======== Records to use
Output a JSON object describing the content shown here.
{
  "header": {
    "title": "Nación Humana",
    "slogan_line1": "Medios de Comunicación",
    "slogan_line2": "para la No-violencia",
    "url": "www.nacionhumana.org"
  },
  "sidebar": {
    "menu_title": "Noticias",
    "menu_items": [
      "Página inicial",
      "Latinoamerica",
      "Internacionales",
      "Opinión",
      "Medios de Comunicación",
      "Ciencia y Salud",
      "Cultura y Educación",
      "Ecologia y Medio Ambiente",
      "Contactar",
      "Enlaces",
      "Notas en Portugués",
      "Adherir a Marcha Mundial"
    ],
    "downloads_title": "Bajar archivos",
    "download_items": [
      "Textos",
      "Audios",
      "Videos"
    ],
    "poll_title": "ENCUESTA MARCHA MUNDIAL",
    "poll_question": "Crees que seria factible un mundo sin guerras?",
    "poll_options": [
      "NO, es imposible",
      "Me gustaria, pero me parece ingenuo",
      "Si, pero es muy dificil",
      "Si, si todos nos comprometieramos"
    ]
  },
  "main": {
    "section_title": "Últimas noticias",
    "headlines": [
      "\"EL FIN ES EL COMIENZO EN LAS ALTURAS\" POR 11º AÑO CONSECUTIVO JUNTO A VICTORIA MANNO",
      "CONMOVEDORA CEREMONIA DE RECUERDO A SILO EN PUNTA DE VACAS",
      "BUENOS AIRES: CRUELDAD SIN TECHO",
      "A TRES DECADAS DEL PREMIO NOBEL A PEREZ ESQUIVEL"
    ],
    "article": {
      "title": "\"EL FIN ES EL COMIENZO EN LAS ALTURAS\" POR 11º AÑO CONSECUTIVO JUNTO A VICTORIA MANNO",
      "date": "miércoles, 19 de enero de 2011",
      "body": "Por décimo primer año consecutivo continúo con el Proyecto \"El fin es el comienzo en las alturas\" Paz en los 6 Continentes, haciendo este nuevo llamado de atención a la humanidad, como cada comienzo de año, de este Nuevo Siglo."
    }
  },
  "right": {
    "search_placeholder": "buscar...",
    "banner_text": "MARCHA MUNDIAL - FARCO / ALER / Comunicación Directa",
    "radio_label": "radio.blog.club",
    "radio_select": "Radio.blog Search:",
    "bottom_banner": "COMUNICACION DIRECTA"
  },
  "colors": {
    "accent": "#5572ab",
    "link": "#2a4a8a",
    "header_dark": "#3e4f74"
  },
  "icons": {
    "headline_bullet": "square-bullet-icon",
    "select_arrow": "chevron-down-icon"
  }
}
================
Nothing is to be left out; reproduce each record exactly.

• Answer space
Output a JSON object describing the content shown here.
{
  "header": {
    "title": "Nación Humana",
    "slogan_line1": "Medios de Comunicación",
    "slogan_line2": "para la No-violencia",
    "url": "www.nacionhumana.org"
  },
  "sidebar": {
    "menu_title": "Noticias",
    "menu_items": [
      "Página inicial",
      "Latinoamerica",
      "Internacionales",
      "Opinión",
      "Medios de Comunicación",
      "Ciencia y Salud",
      "Cultura y Educación",
      "Ecologia y Medio Ambiente",
      "Contactar",
      "Enlaces",
      "Notas en Portugués",
      "Adherir a Marcha Mundial"
    ],
    "downloads_title": "Bajar archivos",
    "download_items": [
      "Textos",
      "Audios",
      "Videos"
    ],
    "poll_title": "ENCUESTA MARCHA MUNDIAL",
    "poll_question": "Crees que seria factible un mundo sin guerras?",
    "poll_options": [
      "NO, es imposible",
      "Me gustaria, pero me parece ingenuo",
      "Si, pero es muy dificil",
      "Si, si todos nos comprometieramos"
    ]
  },
  "main": {
    "section_title": "Últimas noticias",
    "headlines": [
      "\"EL FIN ES EL COMIENZO EN LAS ALTURAS\" POR 11º AÑO CONSECUTIVO JUNTO A VICTORIA MANNO",
      "CONMOVEDORA CEREMONIA DE RECUERDO A SILO EN PUNTA DE VACAS",
      "BUENOS AIRES: CRUELDAD SIN TECHO",
      "A TRES DECADAS DEL PREMIO NOBEL A PEREZ ESQUIVEL"
    ],
    "article": {
      "title": "\"EL FIN ES EL COMIENZO EN LAS ALTURAS\" POR 11º AÑO CONSECUTIVO JUNTO A VICTORIA MANNO",
      "date": "miércoles, 19 de enero de 2011",
      "body": "Por décimo primer año consecutivo continúo con el Proyecto \"El fin es el comienzo en las alturas\" Paz en los 6 Continentes, haciendo este nuevo llamado de atención a la humanidad, como cada comienzo de año, de este Nuevo Siglo."
    }
  },
  "right": {
    "search_placeholder": "buscar...",
    "banner_text": "MARCHA MUNDIAL - FARCO / ALER / Comunicación Directa",
    "radio_label": "radio.blog.club",
    "radio_select": "Radio.blog Search:",
    "bottom_banner": "COMUNICACION DIRECTA"
  },
  "colors": {
    "accent": "#5572ab",
    "link": "#2a4a8a",
    "header_dark": "#3e4f74"
  },
  "icons": {
    "headline_bullet": "square-bullet-icon",
    "select_arrow": "chevron-down-icon"
  }
}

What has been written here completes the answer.